--- Provided data ---

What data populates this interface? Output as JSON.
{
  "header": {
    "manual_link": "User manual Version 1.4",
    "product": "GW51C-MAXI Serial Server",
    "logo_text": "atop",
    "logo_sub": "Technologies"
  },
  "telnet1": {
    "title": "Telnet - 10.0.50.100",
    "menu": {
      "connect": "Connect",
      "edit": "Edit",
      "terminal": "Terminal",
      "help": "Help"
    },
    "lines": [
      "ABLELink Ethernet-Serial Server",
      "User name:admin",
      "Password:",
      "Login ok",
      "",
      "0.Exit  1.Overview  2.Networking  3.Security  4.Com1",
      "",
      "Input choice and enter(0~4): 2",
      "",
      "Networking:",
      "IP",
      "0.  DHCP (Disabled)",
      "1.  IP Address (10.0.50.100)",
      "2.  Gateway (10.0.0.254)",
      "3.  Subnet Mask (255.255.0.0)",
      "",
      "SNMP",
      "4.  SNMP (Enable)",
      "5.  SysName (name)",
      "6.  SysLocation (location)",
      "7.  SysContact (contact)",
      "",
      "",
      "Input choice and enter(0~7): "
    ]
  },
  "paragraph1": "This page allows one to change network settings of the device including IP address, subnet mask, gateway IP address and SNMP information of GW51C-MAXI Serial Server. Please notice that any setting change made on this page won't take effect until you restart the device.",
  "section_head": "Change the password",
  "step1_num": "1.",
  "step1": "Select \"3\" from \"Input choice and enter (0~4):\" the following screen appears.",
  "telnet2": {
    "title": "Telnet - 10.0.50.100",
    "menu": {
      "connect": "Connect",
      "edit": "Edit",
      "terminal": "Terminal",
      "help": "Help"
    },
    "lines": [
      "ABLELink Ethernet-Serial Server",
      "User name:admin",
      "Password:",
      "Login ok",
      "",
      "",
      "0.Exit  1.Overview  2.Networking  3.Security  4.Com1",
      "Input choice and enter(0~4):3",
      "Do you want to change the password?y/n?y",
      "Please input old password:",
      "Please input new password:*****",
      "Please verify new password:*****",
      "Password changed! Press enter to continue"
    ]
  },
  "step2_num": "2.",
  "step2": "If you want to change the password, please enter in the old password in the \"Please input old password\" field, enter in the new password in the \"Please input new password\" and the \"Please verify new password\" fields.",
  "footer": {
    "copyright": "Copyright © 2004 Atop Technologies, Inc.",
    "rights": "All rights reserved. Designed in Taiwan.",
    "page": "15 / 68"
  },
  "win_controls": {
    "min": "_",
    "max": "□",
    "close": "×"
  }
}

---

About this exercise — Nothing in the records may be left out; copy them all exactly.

Reply to the exercise —
What data populates this interface? Output as JSON.
{
  "header": {
    "manual_link": "User manual Version 1.4",
    "product": "GW51C-MAXI Serial Server",
    "logo_text": "atop",
    "logo_sub": "Technologies"
  },
  "telnet1": {
    "title": "Telnet - 10.0.50.100",
    "menu": {
      "connect": "Connect",
      "edit": "Edit",
      "terminal": "Terminal",
      "help": "Help"
    },
    "lines": [
      "ABLELink Ethernet-Serial Server",
      "User name:admin",
      "Password:",
      "Login ok",
      "",
      "0.Exit  1.Overview  2.Networking  3.Security  4.Com1",
      "",
      "Input choice and enter(0~4): 2",
      "",
      "Networking:",
      "IP",
      "0.  DHCP (Disabled)",
      "1.  IP Address (10.0.50.100)",
      "2.  Gateway (10.0.0.254)",
      "3.  Subnet Mask (255.255.0.0)",
      "",
      "SNMP",
      "4.  SNMP (Enable)",
      "5.  SysName (name)",
      "6.  SysLocation (location)",
      "7.  SysContact (contact)",
      "",
      "",
      "Input choice and enter(0~7): "
    ]
  },
  "paragraph1": "This page allows one to change network settings of the device including IP address, subnet mask, gateway IP address and SNMP information of GW51C-MAXI Serial Server. Please notice that any setting change made on this page won't take effect until you restart the device.",
  "section_head": "Change the password",
  "step1_num": "1.",
  "step1": "Select \"3\" from \"Input choice and enter (0~4):\" the following screen appears.",
  "telnet2": {
    "title": "Telnet - 10.0.50.100",
    "menu": {
      "connect": "Connect",
      "edit": "Edit",
      "terminal": "Terminal",
      "help": "Help"
    },
    "lines": [
      "ABLELink Ethernet-Serial Server",
      "User name:admin",
      "Password:",
      "Login ok",
      "",
      "",
      "0.Exit  1.Overview  2.Networking  3.Security  4.Com1",
      "Input choice and enter(0~4):3",
      "Do you want to change the password?y/n?y",
      "Please input old password:",
      "Please input new password:*****",
      "Please verify new password:*****",
      "Password changed! Press enter to continue"
    ]
  },
  "step2_num": "2.",
  "step2": "If you want to change the password, please enter in the old password in the \"Please input old password\" field, enter in the new password in the \"Please input new password\" and the \"Please verify new password\" fields.",
  "footer": {
    "copyright": "Copyright © 2004 Atop Technologies, Inc.",
    "rights": "All rights reserved. Designed in Taiwan.",
    "page": "15 / 68"
  },
  "win_controls": {
    "min": "_",
    "max": "□",
    "close": "×"
  }
}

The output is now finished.